Throughout my journey, I was not only aware of how shame was showing up in my life but also observed it in others as well. I didn’t do this to shove it in anyone’s face but rather to see if it was causing the same effects on others. Thankfully, this technique helped spark a new direction in my life and inspired me to write a book and opened up a whole new passion in my life. It has allowed me to help others overcome shame in their lives and inspired me to meld this into a whole new career.

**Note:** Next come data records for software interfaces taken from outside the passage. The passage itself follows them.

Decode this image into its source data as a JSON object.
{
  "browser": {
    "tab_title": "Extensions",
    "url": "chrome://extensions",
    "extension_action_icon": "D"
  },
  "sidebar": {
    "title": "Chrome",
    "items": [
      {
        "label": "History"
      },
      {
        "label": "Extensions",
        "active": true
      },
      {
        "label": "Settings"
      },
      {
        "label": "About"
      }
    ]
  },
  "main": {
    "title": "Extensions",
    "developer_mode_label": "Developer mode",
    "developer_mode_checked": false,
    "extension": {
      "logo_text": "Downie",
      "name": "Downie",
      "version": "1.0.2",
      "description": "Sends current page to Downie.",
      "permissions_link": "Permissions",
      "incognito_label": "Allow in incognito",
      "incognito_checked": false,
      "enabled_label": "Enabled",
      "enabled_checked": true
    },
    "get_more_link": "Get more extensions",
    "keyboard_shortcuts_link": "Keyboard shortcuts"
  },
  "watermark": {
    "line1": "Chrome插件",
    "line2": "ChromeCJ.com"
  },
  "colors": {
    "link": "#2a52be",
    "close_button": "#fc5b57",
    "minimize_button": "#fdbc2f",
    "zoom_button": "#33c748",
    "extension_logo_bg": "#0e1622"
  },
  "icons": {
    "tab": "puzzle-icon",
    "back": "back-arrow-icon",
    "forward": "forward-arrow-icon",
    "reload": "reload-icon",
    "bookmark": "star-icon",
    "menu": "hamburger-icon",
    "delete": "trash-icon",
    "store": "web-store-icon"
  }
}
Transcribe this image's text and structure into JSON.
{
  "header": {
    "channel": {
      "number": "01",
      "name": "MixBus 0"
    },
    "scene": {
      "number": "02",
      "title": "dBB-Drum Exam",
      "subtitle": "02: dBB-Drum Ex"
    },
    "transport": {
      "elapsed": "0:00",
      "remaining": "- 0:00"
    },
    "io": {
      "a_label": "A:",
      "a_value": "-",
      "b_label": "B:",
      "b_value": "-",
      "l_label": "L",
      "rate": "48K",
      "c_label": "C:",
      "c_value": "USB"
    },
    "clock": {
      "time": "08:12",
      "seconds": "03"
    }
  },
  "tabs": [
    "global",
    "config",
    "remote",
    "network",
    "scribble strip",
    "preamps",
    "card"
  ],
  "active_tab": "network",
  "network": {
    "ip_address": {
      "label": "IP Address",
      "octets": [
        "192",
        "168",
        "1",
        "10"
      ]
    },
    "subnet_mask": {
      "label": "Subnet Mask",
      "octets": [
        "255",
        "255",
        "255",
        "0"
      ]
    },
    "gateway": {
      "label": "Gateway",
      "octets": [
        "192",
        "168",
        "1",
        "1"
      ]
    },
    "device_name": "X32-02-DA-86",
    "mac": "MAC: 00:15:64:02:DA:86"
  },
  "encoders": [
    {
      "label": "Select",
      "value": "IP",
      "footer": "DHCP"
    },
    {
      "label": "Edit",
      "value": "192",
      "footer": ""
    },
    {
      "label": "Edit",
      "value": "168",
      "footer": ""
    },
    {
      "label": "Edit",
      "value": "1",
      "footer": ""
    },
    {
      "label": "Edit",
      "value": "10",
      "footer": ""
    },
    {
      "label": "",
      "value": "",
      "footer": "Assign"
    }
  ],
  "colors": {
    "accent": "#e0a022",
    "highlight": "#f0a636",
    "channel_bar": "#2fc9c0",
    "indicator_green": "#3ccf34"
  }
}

Shame can be extremely difficult for many to overcome and the best way to defeat it is to see it in ourselves and understand how these negative beliefs that we have come to believe who we are, have created negative choices in our lives. If you want to find out more, please check out my book, “Shame On Me – Healing a Life of Shame-Based Thinking. Although I’ll cover more in future posts, perhaps you may not want to wait. Understanding shame is vital but it is even more crucial that we learn to heal.

My book can be found on the Amazon US site (click on the link) or in the US, you can purchase it from my website at www.gcegroup.net. As always I want to thank E. Rachel Thompson for the beautiful photo and I look forward to your comments.